The most recent news concerning the massive cyber-attack knocking down critical systems used by businesses, governments and hospitals throughout the world serves as a reminder that bureaucrats are largely powerless to predict and prevent these types of attacks. And as hackers become better at exploiting system vulnerabilities, cyber-attacks will only become more frequent and increasingly deadly in nature.
For now, there’s a great deal of finger pointing going on as the world attempts to figure out exactly who is responsible for the current virus outbreak.
But it’s looking increasingly likely that the hackers got the computer codes needed to cripple systems used by so many businesses and governments throughout the world from the National Security Agency.
Here’s a little background via The Wall Street Journal:
The attack involved so-called ransomware, in this case called WannaCry, that scrambled files, and asked for ransom of as little as $300 in the online currency bitcoin to decrypt them. The malware used vulnerabilities in Microsoft Corp. software and a tool that a group of hackers had previously made public, saying it had been pilfered from the U.S. National Security Agency. The agency has declined to authenticate the material.
In other words, the NSA (which exploits vulnerabilities in software to keep us all safe) provided hackers step-by-step instructions to install ransomware on critical computers because the agency isn’t even able to keep its own information safe.
NPR reported that the malware used to infect computers with the WannaCry virus was stolen from the NSA last month.
The agency and other U.S. intelligence outfits routinely come under fire from the world’s biggest technology and software providers for creating backdoors which massively compromise customer privacy without informing the businesses that the vulnerabilities exist.
Microsoft President Brad Smith said the cyber-attack currently underway is simply the latest development in this disturbing trend.
In a post on the company’s blog, Smith noted:
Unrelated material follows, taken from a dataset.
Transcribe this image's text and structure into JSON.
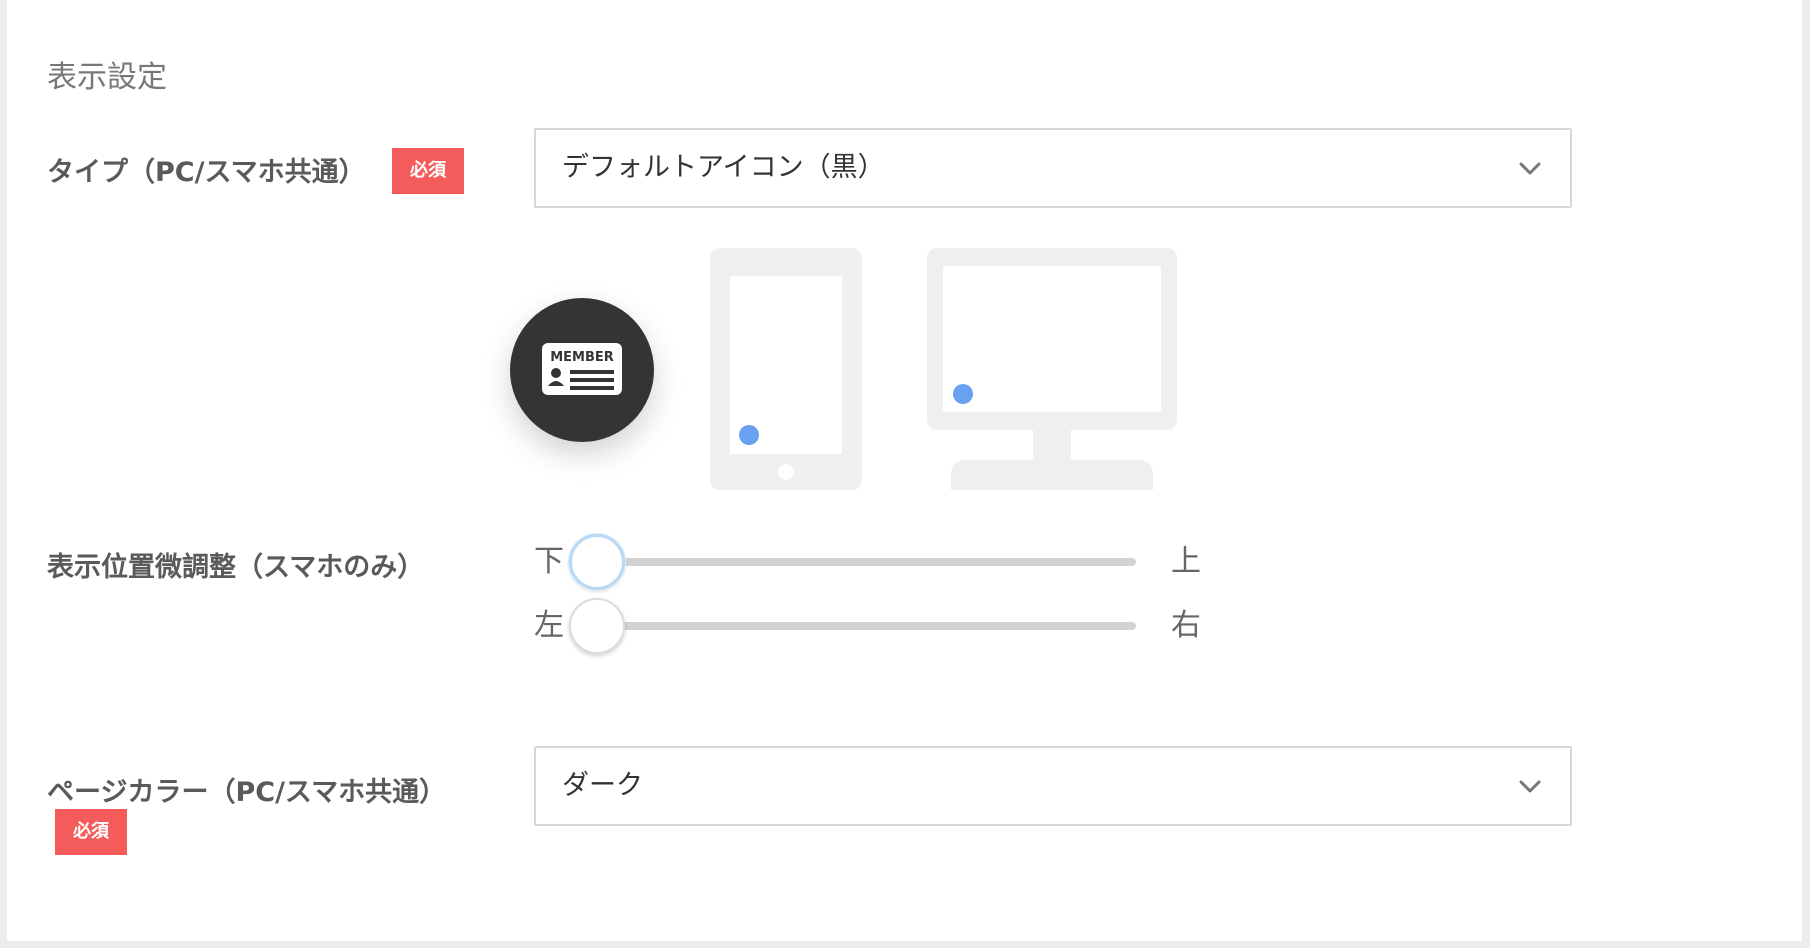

[T]his attack provides yet another example of why the stockpiling of vulnerabilities by governments is such a problem. This is an emerging pattern in 2017. We have seen vulnerabilities stored by the CIA show up on WikiLeaks, and now this vulnerability stolen from the NSA has affected customers around the world. Repeatedly, exploits in the hands of governments have leaked into the public domain and caused widespread damage. An equivalent scenario with conventional weapons would be the U.S. military having some of its Tomahawk missiles stolen. And this most recent attack represents a completely unintended but disconcerting link between the two most serious forms of cybersecurity threats in the world today – nation-state action and organized criminal action.
For the heads of tech companies like Smith, these government created problems serve as proof that the private sector must become more involved in protecting Americans from both bad actors and the unintended consequences of government meddling.
A Note from the Bob Livingston Letter™ research team:
In a world where technology is tied to almost every aspect of life, the private sector is looking into new ways to protect far more than just your home computer.
Attacks like the one currently grabbing headlines throughout the world are minor compared to what security experts consider the biggest threat hackers pose to the U.S.: The ability to shut down massive parts of our nation’s power grid.
Just last week, President Donald Trump ordered federal agencies and local governments to examine exactly how a massive cyber-attack on energy infrastructure would affect Americans and how government would go about addressing a massive shutdown.
But just as companies like Microsoft are far ahead of the government in figuring out how to protect users from malware, private energy firms began looking at ways to improve the nation’s power grid long before Trump’s order was issued. It’s a problem that government has been trying not to talk about for far too long, despite rolling warnings from these energy industry insiders.
It’ll take Trump’s order months, even years, to provide information on grid vulnerabilities via bureaucratic pathways. Fortunately, with a president in the White House who is keen on allowing the private sector to take the lead where government can’t, the growing energy security sector will be brought to the table pretty quickly.
These innovators are going to play a major role in improving the nation’s power grid and will become part of an energy security industry worth billions of dollars. Our researchers have watched this new sector emerge, carefully identifying the players best positioned to profit as the nation fixes its vulnerable power grid. To view our in-depth analysis of the perfect opportunities for contrarian investors to profit alongside these innovators, check out our recent special alert: The Real Hacker Threat.